## What you need to do
Search the records below for the string "DOGE" and copy each line where it turns up.

App and web page records:
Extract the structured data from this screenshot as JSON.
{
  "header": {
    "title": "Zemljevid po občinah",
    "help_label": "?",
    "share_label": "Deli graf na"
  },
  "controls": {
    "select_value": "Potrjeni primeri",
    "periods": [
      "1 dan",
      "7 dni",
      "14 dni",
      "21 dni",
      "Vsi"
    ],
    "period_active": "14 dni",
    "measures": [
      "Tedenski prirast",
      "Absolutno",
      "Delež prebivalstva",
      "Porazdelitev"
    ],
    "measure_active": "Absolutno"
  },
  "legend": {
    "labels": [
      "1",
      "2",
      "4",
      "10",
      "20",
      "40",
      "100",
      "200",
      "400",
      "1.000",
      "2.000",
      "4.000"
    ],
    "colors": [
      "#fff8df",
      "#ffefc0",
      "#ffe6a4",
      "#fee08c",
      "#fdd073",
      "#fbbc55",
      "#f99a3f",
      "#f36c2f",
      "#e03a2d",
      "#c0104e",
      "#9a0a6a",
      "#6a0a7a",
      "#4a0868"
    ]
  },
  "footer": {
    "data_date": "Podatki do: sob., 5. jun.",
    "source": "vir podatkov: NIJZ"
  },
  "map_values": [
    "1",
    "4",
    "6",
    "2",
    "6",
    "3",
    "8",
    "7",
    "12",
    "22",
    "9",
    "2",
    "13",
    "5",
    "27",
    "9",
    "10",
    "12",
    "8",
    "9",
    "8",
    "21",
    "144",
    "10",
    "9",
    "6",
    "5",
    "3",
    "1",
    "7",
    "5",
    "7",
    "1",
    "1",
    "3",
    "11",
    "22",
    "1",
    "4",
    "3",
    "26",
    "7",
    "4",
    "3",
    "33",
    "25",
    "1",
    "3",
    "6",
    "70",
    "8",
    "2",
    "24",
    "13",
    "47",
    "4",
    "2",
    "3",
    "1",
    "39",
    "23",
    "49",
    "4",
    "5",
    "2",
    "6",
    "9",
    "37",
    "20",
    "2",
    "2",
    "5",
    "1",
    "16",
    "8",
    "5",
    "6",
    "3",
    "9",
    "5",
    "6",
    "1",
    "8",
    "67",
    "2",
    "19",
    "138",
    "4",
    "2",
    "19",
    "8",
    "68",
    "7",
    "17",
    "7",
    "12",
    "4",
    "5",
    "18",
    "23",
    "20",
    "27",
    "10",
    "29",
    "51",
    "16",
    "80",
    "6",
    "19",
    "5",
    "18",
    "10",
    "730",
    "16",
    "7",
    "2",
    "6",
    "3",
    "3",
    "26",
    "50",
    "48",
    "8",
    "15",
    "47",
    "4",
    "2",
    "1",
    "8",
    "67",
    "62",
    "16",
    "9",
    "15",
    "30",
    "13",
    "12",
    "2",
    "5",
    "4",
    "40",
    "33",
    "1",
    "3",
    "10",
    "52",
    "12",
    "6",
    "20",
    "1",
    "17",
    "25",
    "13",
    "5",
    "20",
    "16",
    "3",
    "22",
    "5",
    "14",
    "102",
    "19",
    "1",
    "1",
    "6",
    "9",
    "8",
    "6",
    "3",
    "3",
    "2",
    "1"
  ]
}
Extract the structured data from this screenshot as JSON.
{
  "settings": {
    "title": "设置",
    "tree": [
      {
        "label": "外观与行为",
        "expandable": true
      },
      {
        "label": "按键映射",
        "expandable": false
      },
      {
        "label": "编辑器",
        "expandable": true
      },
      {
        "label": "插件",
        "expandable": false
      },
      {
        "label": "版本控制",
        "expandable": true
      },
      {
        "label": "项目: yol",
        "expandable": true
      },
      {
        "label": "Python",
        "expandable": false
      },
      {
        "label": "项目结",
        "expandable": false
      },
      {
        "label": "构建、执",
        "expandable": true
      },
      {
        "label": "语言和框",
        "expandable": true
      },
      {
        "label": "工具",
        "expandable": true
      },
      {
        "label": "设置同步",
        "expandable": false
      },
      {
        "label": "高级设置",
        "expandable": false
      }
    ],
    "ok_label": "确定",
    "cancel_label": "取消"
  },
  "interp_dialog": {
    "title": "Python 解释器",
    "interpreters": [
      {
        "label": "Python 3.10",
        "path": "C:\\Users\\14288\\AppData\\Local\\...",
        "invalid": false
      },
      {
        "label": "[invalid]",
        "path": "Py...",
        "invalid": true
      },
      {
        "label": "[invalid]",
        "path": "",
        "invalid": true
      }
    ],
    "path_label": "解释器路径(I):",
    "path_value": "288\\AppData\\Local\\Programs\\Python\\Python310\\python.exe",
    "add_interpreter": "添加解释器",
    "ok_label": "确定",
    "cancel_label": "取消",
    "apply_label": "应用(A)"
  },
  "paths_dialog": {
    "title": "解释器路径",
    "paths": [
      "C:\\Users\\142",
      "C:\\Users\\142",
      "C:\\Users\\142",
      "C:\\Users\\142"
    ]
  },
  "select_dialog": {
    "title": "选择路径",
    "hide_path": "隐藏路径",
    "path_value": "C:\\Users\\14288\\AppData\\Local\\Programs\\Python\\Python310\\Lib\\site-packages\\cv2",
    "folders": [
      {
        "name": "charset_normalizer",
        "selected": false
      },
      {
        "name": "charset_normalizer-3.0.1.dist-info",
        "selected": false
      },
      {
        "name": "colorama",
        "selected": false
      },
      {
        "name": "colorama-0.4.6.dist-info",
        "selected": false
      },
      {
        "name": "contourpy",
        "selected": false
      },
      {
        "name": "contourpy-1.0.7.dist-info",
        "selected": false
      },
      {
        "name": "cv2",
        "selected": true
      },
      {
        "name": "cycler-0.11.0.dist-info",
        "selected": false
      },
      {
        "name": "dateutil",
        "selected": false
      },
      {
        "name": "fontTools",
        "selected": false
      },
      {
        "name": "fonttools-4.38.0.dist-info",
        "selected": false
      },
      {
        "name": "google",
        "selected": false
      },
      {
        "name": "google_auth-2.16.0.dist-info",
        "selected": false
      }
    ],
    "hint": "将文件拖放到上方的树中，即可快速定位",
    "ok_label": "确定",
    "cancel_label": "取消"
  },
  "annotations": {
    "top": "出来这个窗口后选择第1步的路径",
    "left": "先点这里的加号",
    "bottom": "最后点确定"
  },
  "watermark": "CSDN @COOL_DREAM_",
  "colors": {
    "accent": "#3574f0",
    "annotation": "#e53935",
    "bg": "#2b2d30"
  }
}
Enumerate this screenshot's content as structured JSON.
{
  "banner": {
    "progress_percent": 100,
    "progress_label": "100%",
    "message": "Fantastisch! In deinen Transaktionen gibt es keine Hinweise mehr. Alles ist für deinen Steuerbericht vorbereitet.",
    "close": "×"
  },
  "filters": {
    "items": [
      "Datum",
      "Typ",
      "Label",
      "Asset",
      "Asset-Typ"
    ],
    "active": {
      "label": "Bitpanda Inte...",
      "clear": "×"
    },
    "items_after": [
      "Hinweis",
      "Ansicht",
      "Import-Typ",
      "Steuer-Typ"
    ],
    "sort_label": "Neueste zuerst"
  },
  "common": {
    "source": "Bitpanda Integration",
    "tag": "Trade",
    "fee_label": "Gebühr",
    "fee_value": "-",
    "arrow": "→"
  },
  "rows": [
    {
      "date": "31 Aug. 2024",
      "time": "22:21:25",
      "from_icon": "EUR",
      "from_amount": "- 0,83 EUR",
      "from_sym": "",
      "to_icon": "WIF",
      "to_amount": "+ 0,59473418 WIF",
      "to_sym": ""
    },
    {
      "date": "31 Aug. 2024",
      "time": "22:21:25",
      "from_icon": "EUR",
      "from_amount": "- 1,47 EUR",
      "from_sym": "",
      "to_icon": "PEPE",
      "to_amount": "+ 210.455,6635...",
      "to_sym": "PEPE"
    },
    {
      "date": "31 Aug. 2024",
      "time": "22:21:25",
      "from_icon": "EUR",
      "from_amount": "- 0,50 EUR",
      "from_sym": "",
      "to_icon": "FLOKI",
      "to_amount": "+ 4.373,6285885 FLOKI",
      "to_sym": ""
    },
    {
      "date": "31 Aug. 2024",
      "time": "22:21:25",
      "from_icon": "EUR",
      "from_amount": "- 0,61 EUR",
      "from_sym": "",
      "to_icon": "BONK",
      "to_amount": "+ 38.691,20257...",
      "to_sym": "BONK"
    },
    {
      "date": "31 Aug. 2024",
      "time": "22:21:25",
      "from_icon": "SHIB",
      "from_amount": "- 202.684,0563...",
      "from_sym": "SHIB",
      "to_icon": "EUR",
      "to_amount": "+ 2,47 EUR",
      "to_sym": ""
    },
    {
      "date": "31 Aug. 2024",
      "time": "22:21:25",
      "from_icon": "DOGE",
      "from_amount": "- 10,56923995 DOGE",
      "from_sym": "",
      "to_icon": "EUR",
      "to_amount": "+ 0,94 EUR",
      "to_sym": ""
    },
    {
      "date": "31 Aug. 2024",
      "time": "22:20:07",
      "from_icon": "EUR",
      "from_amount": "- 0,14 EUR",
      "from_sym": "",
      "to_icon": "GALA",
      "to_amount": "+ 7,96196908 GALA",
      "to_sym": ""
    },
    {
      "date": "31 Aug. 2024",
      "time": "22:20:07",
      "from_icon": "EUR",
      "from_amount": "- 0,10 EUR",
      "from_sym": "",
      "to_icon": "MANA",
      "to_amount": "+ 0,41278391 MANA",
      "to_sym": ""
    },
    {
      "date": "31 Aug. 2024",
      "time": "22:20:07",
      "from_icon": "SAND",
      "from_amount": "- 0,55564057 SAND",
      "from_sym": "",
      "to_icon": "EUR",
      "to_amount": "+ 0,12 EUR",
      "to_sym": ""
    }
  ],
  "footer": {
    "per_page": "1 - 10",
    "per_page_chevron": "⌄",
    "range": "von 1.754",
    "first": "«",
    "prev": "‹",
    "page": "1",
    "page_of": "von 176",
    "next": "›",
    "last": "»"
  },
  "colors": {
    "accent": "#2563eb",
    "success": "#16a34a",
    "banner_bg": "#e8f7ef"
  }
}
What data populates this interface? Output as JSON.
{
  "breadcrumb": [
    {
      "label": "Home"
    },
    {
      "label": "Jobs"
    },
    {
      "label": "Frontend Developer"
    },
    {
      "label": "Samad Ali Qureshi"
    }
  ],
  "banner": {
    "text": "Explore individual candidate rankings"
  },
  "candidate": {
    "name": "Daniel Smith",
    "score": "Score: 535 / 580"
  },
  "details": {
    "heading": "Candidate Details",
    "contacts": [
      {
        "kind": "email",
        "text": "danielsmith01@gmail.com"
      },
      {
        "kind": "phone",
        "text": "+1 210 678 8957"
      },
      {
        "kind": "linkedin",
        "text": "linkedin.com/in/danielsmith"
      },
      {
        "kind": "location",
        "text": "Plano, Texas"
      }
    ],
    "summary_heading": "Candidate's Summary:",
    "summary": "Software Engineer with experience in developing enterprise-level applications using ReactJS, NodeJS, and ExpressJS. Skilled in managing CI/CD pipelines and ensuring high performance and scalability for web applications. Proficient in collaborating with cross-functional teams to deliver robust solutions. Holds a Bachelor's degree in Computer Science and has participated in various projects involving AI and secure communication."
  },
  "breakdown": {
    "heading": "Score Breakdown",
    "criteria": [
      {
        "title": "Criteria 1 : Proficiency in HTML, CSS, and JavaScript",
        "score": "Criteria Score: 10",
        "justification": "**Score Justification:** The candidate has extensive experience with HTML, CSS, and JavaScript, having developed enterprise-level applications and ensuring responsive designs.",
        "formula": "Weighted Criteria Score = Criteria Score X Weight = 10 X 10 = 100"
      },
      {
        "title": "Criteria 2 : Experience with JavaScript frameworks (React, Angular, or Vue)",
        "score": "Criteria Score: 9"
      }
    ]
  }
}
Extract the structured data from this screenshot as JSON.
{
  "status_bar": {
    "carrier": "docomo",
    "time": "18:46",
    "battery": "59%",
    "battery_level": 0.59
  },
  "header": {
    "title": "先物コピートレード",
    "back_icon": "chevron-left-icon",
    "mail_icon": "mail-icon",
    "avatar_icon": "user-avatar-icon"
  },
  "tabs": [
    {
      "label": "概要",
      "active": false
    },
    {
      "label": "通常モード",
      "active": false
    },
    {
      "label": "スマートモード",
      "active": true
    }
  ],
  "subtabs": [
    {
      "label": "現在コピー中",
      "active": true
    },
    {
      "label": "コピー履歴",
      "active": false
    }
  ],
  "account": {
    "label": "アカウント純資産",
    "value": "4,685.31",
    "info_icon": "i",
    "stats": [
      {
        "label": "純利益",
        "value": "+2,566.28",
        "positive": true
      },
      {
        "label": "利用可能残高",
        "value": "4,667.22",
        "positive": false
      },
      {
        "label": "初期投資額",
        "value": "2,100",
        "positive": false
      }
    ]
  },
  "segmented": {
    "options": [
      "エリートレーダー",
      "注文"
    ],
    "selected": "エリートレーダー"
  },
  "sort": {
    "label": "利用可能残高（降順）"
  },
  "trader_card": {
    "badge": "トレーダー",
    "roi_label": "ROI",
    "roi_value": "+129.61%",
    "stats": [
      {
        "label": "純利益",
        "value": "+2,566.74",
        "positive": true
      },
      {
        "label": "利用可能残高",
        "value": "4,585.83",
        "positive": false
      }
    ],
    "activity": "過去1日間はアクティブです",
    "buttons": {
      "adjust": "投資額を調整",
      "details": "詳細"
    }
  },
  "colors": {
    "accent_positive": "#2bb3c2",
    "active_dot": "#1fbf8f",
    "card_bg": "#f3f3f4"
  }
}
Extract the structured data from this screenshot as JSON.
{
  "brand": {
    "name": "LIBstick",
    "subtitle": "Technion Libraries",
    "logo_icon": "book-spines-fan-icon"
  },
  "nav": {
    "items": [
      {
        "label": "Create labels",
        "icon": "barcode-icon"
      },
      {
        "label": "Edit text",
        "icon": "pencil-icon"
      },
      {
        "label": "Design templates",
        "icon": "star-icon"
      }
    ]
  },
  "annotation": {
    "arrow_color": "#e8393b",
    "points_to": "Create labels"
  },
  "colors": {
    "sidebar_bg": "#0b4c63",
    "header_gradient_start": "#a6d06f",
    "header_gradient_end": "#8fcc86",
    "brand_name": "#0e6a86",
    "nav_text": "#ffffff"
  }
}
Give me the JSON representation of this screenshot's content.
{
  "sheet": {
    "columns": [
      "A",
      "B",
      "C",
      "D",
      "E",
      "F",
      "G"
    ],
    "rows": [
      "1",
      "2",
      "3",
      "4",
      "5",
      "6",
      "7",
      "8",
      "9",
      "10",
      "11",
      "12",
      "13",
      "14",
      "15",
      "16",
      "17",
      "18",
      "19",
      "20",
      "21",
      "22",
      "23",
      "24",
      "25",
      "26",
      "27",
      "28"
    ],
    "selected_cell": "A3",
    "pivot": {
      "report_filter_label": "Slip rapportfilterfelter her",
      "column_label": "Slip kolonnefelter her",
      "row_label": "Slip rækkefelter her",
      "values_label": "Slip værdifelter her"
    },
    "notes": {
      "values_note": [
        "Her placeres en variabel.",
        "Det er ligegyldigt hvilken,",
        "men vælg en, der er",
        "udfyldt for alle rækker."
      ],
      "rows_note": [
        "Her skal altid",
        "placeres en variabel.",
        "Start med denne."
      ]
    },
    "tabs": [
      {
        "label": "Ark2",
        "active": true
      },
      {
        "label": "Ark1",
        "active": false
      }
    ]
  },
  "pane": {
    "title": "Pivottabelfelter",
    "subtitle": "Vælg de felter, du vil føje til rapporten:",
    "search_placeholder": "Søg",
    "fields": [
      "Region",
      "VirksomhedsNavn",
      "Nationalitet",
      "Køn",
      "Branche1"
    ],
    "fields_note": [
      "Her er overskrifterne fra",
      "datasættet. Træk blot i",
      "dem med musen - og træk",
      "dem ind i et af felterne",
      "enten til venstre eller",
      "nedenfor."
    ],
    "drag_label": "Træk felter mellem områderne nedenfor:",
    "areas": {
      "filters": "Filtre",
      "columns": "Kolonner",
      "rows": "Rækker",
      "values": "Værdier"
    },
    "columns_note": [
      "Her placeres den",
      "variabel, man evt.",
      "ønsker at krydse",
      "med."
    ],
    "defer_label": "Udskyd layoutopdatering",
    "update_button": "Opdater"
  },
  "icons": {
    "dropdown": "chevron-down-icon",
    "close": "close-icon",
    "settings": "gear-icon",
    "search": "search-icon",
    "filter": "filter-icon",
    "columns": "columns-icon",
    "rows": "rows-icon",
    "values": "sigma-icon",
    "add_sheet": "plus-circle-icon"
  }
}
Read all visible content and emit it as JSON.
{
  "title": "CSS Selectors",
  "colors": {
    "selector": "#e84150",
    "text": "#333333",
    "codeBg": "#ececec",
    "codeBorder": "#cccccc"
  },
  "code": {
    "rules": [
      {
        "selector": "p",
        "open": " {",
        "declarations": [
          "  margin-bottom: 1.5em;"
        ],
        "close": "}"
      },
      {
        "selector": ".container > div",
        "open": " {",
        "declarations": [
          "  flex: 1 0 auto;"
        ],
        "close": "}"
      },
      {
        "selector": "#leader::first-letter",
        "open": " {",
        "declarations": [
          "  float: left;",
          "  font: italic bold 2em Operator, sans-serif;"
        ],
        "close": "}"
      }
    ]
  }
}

## Exercise answer
      "from_icon": "DOGE",
      "from_amount": "- 10,56923995 DOGE",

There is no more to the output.